• WORK TO COMPLETE: Write the records below out again. Match them exactly.

⁂

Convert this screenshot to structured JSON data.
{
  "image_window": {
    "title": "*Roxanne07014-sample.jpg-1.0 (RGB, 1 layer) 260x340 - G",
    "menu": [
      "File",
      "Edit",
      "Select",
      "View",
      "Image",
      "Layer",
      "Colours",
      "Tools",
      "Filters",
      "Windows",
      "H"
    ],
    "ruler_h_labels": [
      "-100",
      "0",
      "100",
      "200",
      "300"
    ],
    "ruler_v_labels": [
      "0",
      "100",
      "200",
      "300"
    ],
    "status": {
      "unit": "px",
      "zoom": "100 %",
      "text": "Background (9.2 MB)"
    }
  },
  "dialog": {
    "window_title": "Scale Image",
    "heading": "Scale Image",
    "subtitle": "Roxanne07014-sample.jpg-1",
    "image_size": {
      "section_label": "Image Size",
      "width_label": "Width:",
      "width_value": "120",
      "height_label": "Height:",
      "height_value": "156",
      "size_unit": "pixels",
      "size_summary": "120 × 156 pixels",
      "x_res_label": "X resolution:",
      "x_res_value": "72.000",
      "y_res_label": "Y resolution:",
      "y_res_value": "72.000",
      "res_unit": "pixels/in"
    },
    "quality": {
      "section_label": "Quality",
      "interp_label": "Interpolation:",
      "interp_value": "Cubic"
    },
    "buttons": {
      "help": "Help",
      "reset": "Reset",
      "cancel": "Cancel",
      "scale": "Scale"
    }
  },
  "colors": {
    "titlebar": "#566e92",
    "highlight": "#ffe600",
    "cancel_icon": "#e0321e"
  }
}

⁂

• THE ANSWER:
Convert this screenshot to structured JSON data.
{
  "image_window": {
    "title": "*Roxanne07014-sample.jpg-1.0 (RGB, 1 layer) 260x340 - G",
    "menu": [
      "File",
      "Edit",
      "Select",
      "View",
      "Image",
      "Layer",
      "Colours",
      "Tools",
      "Filters",
      "Windows",
      "H"
    ],
    "ruler_h_labels": [
      "-100",
      "0",
      "100",
      "200",
      "300"
    ],
    "ruler_v_labels": [
      "0",
      "100",
      "200",
      "300"
    ],
    "status": {
      "unit": "px",
      "zoom": "100 %",
      "text": "Background (9.2 MB)"
    }
  },
  "dialog": {
    "window_title": "Scale Image",
    "heading": "Scale Image",
    "subtitle": "Roxanne07014-sample.jpg-1",
    "image_size": {
      "section_label": "Image Size",
      "width_label": "Width:",
      "width_value": "120",
      "height_label": "Height:",
      "height_value": "156",
      "size_unit": "pixels",
      "size_summary": "120 × 156 pixels",
      "x_res_label": "X resolution:",
      "x_res_value": "72.000",
      "y_res_label": "Y resolution:",
      "y_res_value": "72.000",
      "res_unit": "pixels/in"
    },
    "quality": {
      "section_label": "Quality",
      "interp_label": "Interpolation:",
      "interp_value": "Cubic"
    },
    "buttons": {
      "help": "Help",
      "reset": "Reset",
      "cancel": "Cancel",
      "scale": "Scale"
    }
  },
  "colors": {
    "titlebar": "#566e92",
    "highlight": "#ffe600",
    "cancel_icon": "#e0321e"
  }
}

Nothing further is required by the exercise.